In 2013, Mayor Rahm Emanuel announced The City of Chicago Technology Plan, a first for the city and a major step forward in solidifying the Windy City’s place as a premier technology hub. At its core, the plan aims to integrate into civic life from expanded computer science education and STEM programming for children all the way through to an increase in jobs and economic growth, next-generation infrastructure, and smart communities. As a partner with Chicago for more than two decades, Oracle has been a major contributor of that continued development, helping city leaders such as CIO Danielle DuMerer make their innovative plans a reality.
Blockchain strategies, machine learning, and advanced cloud computing aren’t exclusive to private corporations. In fact, some of the most advanced technology is being deployed for the benefit and safety of the public sector. These governmental entities frequently deal with a wide swath of concerns. For example, Chicago’s plan features automated sensors to track the quality of water on the beaches of Lake Michigan as well as a plan to develop an affordable gigabit-speed network. Achieving all of these diverse goals requires partnering with vendors equally focused on making a positive impact. As a leader in cloud-engineered solutions, Oracle has helped Chicago think on an even larger scale.
“The City of Chicago has realized the value of moving their on-premises systems to a cloud-based architecture in order to cut costs, rapidly address evolving business needs, and leverage the talents of their employees toward the business of government,” says Justin Ventura, state and local government sales representative for Oracle. In fact, the company’s Exadata Database Machine has proven an indispensable tool for systems in use for units ranging from the Chicago Police Department to the Department of Water Management.
But throughout all of these projects, the city has made residents the focal point.

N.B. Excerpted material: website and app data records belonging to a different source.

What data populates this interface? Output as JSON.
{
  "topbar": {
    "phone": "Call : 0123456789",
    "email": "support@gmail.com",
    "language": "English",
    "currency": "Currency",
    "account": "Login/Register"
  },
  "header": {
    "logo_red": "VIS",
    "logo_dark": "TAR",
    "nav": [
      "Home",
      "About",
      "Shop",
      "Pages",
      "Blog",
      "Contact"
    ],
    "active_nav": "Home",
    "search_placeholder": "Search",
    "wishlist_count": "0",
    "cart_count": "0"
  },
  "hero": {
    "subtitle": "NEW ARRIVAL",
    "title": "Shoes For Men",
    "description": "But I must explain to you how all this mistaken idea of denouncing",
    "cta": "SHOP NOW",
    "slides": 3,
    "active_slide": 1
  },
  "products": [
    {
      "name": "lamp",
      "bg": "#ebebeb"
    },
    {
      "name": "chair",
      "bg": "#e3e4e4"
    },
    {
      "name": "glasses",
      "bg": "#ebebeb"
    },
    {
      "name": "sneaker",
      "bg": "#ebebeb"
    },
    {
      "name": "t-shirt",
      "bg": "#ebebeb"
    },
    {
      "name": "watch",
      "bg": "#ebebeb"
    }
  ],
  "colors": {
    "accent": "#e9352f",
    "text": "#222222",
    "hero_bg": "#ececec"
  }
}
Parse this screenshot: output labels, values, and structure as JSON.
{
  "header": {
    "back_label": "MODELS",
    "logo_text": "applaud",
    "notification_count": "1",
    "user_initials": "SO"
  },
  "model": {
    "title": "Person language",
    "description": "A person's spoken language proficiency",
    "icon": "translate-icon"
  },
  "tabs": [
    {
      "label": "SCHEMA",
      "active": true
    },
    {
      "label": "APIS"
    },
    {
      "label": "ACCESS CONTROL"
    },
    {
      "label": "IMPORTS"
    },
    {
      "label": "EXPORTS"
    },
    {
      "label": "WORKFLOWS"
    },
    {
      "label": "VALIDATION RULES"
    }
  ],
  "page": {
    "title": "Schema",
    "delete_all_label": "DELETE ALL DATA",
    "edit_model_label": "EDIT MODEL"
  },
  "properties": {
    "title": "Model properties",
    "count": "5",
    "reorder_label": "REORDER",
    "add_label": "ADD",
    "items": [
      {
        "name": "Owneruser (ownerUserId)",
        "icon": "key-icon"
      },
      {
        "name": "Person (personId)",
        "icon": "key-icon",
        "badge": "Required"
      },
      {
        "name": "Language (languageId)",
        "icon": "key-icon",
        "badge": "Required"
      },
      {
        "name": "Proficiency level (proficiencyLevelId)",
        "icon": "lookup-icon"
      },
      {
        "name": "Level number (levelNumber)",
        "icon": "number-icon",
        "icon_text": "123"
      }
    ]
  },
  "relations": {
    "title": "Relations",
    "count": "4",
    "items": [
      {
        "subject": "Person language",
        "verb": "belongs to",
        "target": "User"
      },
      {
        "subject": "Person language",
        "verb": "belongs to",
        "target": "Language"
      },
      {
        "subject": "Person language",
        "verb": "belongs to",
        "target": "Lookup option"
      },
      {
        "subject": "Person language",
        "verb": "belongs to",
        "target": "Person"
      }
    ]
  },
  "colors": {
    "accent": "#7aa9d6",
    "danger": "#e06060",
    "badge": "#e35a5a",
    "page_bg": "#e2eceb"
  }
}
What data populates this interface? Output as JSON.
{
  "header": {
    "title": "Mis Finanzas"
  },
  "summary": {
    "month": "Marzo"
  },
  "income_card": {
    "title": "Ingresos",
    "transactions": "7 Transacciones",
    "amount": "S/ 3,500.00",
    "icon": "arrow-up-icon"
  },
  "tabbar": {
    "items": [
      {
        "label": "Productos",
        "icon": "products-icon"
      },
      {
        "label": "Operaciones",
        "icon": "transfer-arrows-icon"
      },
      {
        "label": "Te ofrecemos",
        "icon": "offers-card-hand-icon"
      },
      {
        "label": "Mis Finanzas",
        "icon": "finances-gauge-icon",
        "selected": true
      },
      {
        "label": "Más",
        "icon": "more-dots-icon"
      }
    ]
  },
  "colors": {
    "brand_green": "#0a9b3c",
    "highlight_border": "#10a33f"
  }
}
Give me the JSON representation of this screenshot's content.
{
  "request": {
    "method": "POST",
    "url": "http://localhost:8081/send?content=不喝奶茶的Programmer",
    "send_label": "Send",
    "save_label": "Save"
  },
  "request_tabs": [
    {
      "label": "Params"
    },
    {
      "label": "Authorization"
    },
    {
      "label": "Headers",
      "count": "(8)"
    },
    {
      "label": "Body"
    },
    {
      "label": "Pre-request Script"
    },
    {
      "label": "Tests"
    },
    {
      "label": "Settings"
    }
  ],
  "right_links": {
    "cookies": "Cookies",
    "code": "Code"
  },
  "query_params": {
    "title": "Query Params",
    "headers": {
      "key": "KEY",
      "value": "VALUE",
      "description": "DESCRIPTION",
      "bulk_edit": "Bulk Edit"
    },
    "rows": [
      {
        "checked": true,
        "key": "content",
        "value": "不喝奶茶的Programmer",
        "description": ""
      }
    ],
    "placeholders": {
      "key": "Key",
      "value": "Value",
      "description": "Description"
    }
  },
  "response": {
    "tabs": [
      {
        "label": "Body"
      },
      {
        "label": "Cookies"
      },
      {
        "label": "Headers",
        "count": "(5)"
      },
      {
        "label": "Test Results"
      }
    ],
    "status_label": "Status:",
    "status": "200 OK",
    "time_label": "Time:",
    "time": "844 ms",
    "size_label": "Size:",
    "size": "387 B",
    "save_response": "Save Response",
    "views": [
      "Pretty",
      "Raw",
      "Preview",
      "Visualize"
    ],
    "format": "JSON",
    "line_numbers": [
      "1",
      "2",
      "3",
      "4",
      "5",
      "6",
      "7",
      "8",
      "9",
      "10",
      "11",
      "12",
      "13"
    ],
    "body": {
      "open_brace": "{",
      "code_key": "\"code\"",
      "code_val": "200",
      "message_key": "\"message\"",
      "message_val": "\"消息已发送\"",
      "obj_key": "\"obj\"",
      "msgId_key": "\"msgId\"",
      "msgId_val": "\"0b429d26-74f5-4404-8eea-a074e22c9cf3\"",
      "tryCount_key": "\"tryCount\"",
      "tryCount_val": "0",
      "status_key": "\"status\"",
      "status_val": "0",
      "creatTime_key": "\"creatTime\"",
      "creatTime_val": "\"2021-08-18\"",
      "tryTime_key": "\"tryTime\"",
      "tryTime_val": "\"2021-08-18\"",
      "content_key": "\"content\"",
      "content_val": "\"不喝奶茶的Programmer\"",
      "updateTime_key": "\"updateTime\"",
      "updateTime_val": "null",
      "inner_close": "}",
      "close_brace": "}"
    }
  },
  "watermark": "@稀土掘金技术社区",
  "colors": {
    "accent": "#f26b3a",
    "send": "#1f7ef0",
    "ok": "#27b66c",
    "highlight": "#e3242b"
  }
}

One such effort has tied to a revamping of the 311 system for city services. “Our goal is to improve our residents’ experience interacting with government, including by providing multiple channels to access service and information, including text, social media, and mobile applications,” said DuMerer in a recent interview with MeriTalk.
The 311 project is also another instance of the city tying together its diverse projects. According to DuMerer, the multichannel system will be integrated with sensing technologies in the Internet of Things. By example, the city’s street lights will all be connected to a management system that will alert the city to an outage even before a resident would need to file a ticket.
“Advances in technology have unlocked the doors to city hall in a way that was unimaginable just ten years ago,” Ventura says. “Agencies are becoming digital and interconnected. Constituencies are instantly connecting with city and state employees, and devices are providing a constant stream of digital data to help agencies think proactively about citizen needs.”
Another important area of tech advancement in Chicago lies at the intersection of transportation and big data. As pollution levels rise and residents make an effort to cut down on personal automobile usage, public transit becomes more essential. Part of making the Chicago Transit Authority a more easily accessible resource has been the installation of bus tracker displays at bus shelters across the city. These digital readouts show riders bus arrival times and have already been installed at about 420 stations.
Alongside the increase in public transit, biking has risen in prominence, including the soaring popularity of the bike-sharing system Divvy. Beyond the tech needed to maintain the system, the city has taken major steps in making data derived from the bike-share available to the public. To that same end, the city has made data regarding air quality, temperature, pedestrian foot traffic, and more gathered via array of things sensors available as well. This transparent data-sharing is an innovative step toward even further collaborative innovation. The array of things will help researchers and policymakers better understand how cities function and allow Chicago to become a global leader in urban sensing initiatives, according to The City of Chicago Technology Plan.
Developing the necessary systems and tools for an entire city’s worth of technology can be a major challenge—not to mention that the realities of residents have to be considered in all technology decisions. “We have to balance investments in new technologies with investments in human and physical infrastructure,” DuMerer explained to MeriTalk.
In addition to assisting the city with its own offerings, Oracle has helped Chicago’s technology plan by further consolidating solutions. The city had been using tools such as Taleo for HR and BEA WebLogic for middleware deployment. However, Oracle helped facilitate a way for these various tools to work together. “Today, all of these solutions are now integrated into Oracle, making us the most powerful, unified cloud solution available today,” Ventura explains.
Chicago has already made vast strides in its efforts to advance its place as a leading technology ecosystem. Eighteen months into the initial plan, Mayor Emanuel issued a letter extolling the city’s progress, but also noting that there’s still a lot left on the agenda. The goal, after all, remains to “give every child in every neighborhood the chance to participate in the 21st century technology economy.”
Oracle has been an essential partner throughout the early successes, and will surely be key to the continuing progress. It will also do so with an eye on reducing impact on the city’s budget, moving quickly, and bettering the experience of every Chicagoan. “Oracle can help transform legacy enterprise systems into a cost-effective, nimble system poised to serve employees and citizens alike,” Ventura says. “We give our government customers a complete cloud vision, enabling agencies to meet the ongoing challenges of providing vital services.”